## Your goal:
Your answer should be the lines of the listing that contain the word "icon".

## Information supplied:
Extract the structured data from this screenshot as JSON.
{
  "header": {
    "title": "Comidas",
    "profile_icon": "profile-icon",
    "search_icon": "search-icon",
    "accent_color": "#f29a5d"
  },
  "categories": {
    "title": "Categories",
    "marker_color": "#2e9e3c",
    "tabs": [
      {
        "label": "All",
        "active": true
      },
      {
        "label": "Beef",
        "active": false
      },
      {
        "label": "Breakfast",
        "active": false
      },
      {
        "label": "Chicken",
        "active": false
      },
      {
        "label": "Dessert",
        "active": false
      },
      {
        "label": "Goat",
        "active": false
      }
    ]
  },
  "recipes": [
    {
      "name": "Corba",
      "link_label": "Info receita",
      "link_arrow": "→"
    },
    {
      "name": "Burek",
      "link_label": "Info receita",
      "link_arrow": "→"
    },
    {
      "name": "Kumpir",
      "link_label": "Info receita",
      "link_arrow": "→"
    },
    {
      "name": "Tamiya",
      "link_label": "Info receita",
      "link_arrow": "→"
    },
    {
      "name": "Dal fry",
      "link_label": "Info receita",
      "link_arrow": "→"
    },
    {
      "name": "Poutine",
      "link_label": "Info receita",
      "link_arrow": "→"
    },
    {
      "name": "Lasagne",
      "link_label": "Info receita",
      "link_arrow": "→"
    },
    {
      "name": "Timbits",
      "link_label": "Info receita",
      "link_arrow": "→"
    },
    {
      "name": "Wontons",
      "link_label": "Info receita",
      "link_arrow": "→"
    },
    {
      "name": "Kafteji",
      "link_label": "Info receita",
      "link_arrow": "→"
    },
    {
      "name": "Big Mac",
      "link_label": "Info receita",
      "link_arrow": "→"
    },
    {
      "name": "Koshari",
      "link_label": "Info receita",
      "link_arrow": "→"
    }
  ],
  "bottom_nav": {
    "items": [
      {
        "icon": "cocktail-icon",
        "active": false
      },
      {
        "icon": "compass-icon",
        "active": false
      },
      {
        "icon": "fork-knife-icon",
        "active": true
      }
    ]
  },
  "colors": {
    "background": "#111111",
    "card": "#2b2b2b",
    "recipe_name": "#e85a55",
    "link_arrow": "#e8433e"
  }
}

## Solved problem:
    "profile_icon": "profile-icon",
    "search_icon": "search-icon",
        "icon": "cocktail-icon",
        "icon": "compass-icon",
        "icon": "fork-knife-icon",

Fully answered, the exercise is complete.